Innovation Is Great, But Let’s Get Real
I have been following the debate on promoting productivity in schools between Hill and Roza, in one corner, and Baker and Welner, in the other.
I think one thing both corners can agree on is that productivity-enhancing innovations in schooling would be a good thing. Although a bit more contentious, we might also get a large number of people to agree that the public education systems in many states could be more effective at promoting innovation. The key question is how?
I recently saw Marguerite Roza present her views on this question of promoting educational innovation. The implications of her remarks were that, although it might not seem like it, the current fiscal situation of districts may be a good thing because it provides the impetus for much needed innovation. She suggested that the main thing state officials can do to help districts deal with budget cuts is to relieve them of regulations that prevent creative responses to resource scarcity. That, plus suggestions that the sought after creative innovations lie in computer aided instruction programs, was it.
My primary worry about this message is that it provides a simplistic and unrealistic view of what would be required to promote productive innovation. Cutting budgets, providing relief from regulations, and hoping for the best is not a realistic prescription. Any proposals for promoting systematic productivity improvements must recognize the following.
- Innovations require investment. Any new technology, be it an administrative innovation like school-based cost accounting or a new instructional model, requires expertize and training to implement. School districts suffering large cuts are ill-positioned to make those investments.
- Changes in administrative processes or the delivery of instruction will not always improve productivity. In fact, given the disruption in well-established routines, most are likely to undermine productivity, at least temporarily. Some innovations may be extremely valuable, but others will be harmful. We know very little about which are the helpful, which are ineffective, and which are actually harmful. This fact has two implications. First, evaluation of “innovations” that are tried is essential. In the absence of meaningful, high quality evaluation there is no reason to believe the productivity enhancing changes are more likely to be propagated than ineffective or harmful innovations.
- A second implication of the fact that there are good and bad “innovations” is that some students will be harmed by attempts to innovate. The less that is invested in choosing, implementing, and evaluating innovations the greater the probability that potentially harmful innovations will be implemented and the greater the harm to students. The possibility of harm raises the question of which districts and students should be used to test unproven “innovations”? The implication of the view the fiscal stress is the impetus for innovation is that those districts facing the most stress will be the ones forced to test unproven innovations. And in New York at least, low wealth, high need districts are overrepresented among those districts facing severe stress. So it is students in low-wealth, high need districts, who are likely to bear much of the risk associated with the introduction of unproven innovations. I’m not sure that’s how I would design a system for developing and testing innovations.
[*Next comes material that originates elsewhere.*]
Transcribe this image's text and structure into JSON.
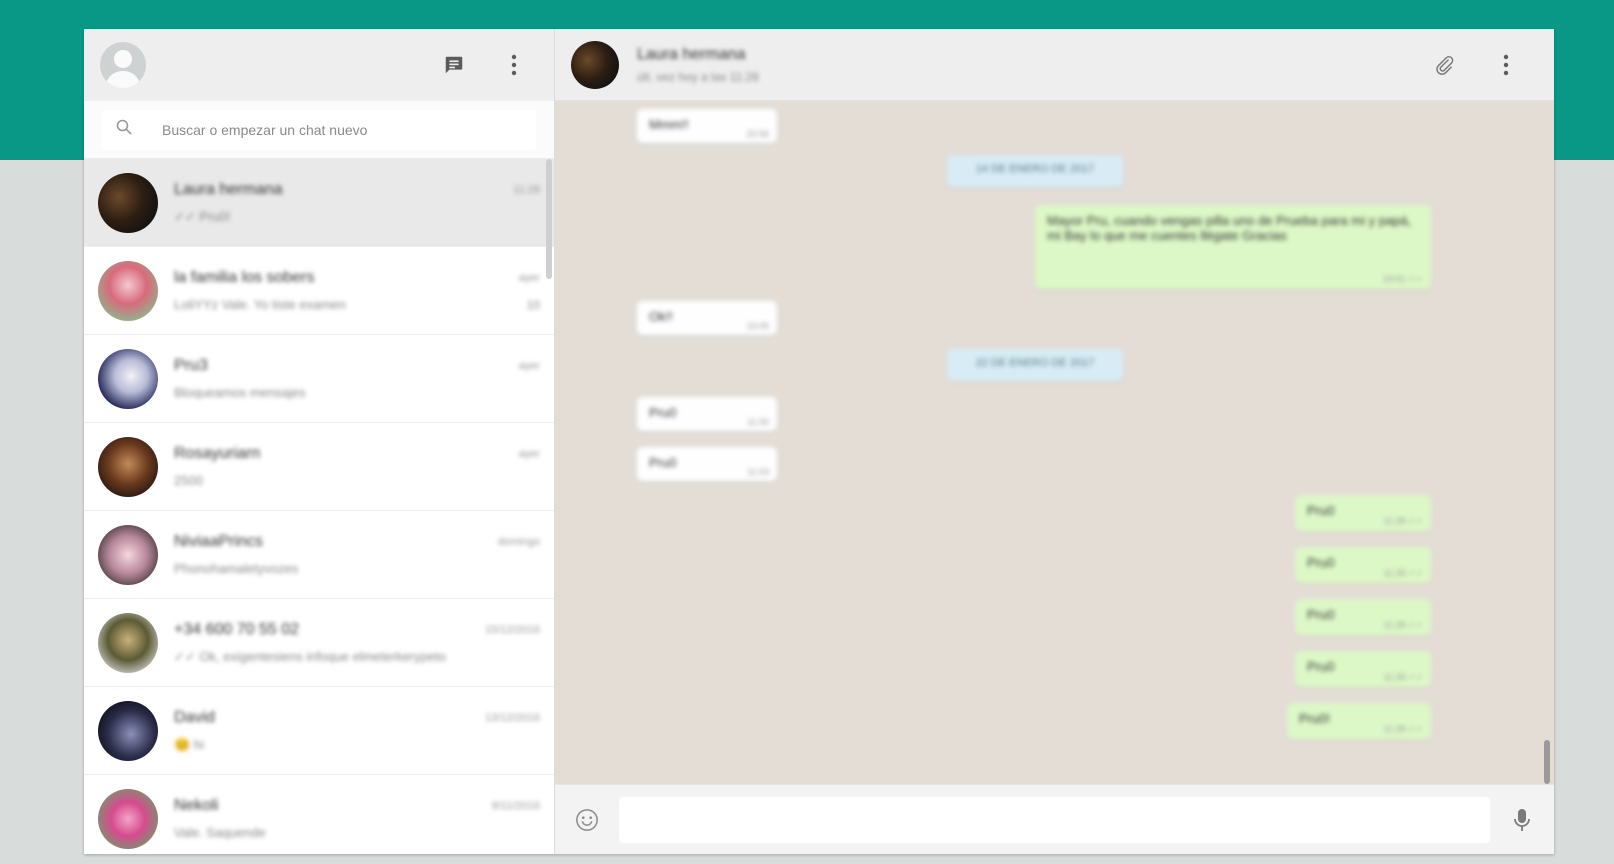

So, what are the implications for state policy makers? I am not an expert on the implementation of innovative instructional or management practices. With that caveat in mind, here are what seem to me to be elements of a realistic productivity policy. First, the U.S. Department of Education and state education departments must take the lead in working with districts to identify promising innovations. The U.S. Department of Education’s “Increasing Educational Productivity” project is a step in the right direction here, although one might be concerned with the quality of information generated by that project thus far. Second, federal and state officials must establish a rational set of criteria for selecting where and how those innovations will be tested, and what provisions will be made to protect students from potential harms. Third, the federal and state agencies must provide the expertise and training required to implement these innovations well. Fourth, the state must ensure meaningful, high quality evaluations of innovations being tested. One can imagine a grant program in which the state works with districts to develop proposals, funds those proposals, and provides evaluation. Of course all of this requires resources. Both significant staff resources to implement such a program and grant dollars that can be used to finance district implementation. To think that real innovation can be achieved on the cheap is not realistic.
Finally, there is one other concern raised by the recent discussion of productivity. Overly optimistic, make-believe notions about how much districts can improve productivity could dampen the urgency of protecting low-wealth, high need districts and their students from large funding cuts. When ideology trumps reality the most vulnerable often end up getting hurt.